The argument of the plaintiffs was shortly : " Our title is on the existing register; that constitutes a presumption in our favour; our title was "omitted" from the new register, therefore there is a presumption in favour of our right to rectification." It can only be said that so to hold would be to eliminate for practical purposes the effect of S. 43, which, as in most provisions for the registration of title, is the keystone of the whole structure. Until the register is rectified the old title fails; and the register can only be rectified by showing that the entries on it are wrongly on it by fraud or mistake. "Omitted" in S. 66 means wrongly omitted, and the onus is quite plainly upon the party seeking rectification to show that the entry which is prima facie right ought not to be there. In the result the Land Court were wrong in placing the onus on the defendant, who was entitled to rely on his registered title until displaced.
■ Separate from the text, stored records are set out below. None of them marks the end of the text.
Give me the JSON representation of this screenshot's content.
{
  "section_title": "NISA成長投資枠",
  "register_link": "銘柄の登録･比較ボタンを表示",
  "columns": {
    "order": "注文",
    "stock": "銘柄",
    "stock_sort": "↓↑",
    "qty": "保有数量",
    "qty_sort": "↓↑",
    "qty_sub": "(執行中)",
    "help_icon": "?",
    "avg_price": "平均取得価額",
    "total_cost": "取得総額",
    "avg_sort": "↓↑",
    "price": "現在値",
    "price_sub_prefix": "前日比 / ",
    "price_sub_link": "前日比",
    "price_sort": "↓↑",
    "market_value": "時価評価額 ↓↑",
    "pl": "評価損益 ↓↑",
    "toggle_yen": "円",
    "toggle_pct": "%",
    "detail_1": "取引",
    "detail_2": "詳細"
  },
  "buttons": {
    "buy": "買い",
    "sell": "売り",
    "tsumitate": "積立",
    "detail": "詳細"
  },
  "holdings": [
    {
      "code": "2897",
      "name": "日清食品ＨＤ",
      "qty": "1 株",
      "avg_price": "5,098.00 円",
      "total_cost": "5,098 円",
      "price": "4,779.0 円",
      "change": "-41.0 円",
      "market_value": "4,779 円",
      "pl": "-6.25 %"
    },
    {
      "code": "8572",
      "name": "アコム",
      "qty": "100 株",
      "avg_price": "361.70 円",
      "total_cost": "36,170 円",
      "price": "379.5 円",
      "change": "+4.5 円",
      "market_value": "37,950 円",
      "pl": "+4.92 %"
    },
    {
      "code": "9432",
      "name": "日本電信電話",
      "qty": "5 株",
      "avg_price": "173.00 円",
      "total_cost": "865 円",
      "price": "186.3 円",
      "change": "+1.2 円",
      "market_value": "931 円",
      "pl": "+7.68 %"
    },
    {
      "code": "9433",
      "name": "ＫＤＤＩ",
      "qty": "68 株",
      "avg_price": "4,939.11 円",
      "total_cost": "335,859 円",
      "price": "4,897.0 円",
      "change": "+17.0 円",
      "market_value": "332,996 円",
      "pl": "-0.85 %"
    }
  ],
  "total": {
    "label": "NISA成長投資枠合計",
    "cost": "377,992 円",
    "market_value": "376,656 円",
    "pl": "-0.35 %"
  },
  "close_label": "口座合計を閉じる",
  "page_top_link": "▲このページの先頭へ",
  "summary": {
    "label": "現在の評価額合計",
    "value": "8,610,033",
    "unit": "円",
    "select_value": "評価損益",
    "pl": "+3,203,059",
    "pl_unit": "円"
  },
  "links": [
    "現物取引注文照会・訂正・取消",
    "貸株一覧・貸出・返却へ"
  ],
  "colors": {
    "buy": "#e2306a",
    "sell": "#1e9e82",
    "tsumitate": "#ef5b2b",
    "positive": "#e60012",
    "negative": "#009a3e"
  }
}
The only possible remedy appears to be the new trial ordered by the Supreme Court. The decision of the Judges of the Land Court was obviously vitiated by their misdirection of themselves as regards onus, and in view of the fact that there is only an appeal on a question of law and that the determination of the dispute appears to involve questions of fact as well as law, no other decision could be adopted. It is, of course, unfortunate that several days of the former trial should prove wasted. Possibly the parties may succeed in arranging that some at least of the evidence already given should be read at the new trial. But in any case a new trial appears inevitable. For the above reasons their Lordships will humbly advise His Majesty that the appeal be dismissed. The appellants must pay the costs of the appeal to His Majesty in Council.